There is also a Slavonic document variously termed the Slavonic Enoch, 2 Enoch, or 'The Book of the Secrets of Enoch'. This parallels the Ethiopian Enoch to some extent, and may have been written in Alexandria a couple of centuries after the latter was authored.
According to the Ethiopian Enoch, the sons of God were angels who became filled with lust and desire by the beauty of the daughters of men. Two hundred descended to earth on Mount Armon, led by Samyasa and also including Urakabrameel, Azibeel, Tamiel, Ramuel, Danel, Azkeel, Sarakuyal, Asael, Armers, and Batraal. Choosing wives from the daughters of men, they lived with them and eventually degenerated into unrestrained sexual abandon.
They also taught these mortal women secrets of sorcery, astronomy, cosmetics, and herbalism; and the women became pregnant by them, giving birth to immense giants, the Nephilim. So it was that magic, knowledge of the stars, moon, and planets, the sexual allure provided by cosmetics, and both the medical and hallucinogenic properties of plants became known to humanity; and numbers of semi-divine, half-breed giants walked the lands.
The profanation by the fallen angels of their divine arcane wisdom, which was ultimately harnessed to great evil by mankind, was so devastating that only a deluge, washing away humanity entirely from the face of the earth, could restore the equilibrium formerly existing between the immortal and mortal. Accordingly, God told Enoch to inform the fallen angels that He would show them no mercy, and would rid the world of their monstrous offspring. In response, they sent Enoch to Heaven to speak to God on their behalf, but to no avail. The fallen angels were duly imprisoned to await the Day of Judgement, and God sent the Great Flood to cleanse the world of sin, sparing only the righteous Noah and his family.
Inevitably, the Enochian documents were viewed with horror by the zealous early Christian Church fathers. Thus, once these manuscripts were lost (or deliberately hidden?), they and their successors were swift to sow doubt in the minds of future generations of scholars and worshippers as to whether such works had ever existed at all, thus facilitating their desire to deny any prospect of angelic fallibility. Indeed, so successful was their goal to eradicate the Enochian books from the minds of their acolytes that by the 4th Century AD, the scholar-monk St Jerome, author of the Vulgate, asserted that these works were truly apocryphal, never having existed in reality, only in rumour.
Notwithstanding this, sections of the Ethiopian Enoch were clearly alluded to in the Book of Jude (verses 14-15), possibly inspired a portion in the First Book of Peter (3: 19) too, and gained a whole new following after the rediscovery in 1773 by Bruce.
Like so much speculation arising from ancient documents, however, it is exceedingly unlikely that we shall ever uncover the truth concerning the Nephilim and the sons of God. Yet there are sufficient curiosities and anomalies associated with the Nephilim Passages to suggest that their words have indeed locked away a notable secret not deemed suitable by early religious figures to be made accessible to the masses. If only we could find the key...

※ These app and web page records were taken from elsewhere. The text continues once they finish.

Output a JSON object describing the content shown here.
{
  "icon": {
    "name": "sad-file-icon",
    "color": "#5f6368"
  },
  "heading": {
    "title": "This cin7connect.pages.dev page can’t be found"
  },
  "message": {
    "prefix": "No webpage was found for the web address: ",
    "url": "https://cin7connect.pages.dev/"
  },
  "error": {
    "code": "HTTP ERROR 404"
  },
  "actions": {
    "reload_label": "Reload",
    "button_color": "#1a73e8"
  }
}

Carl McCoy, from the gothic rock group Fields of the Nephilim
This Eclectarium blog post is excerpted and expanded from my book Mysteries of Planet Earth: An Encyclopedia of the Inexplicable (Carlton Books: London, 1999).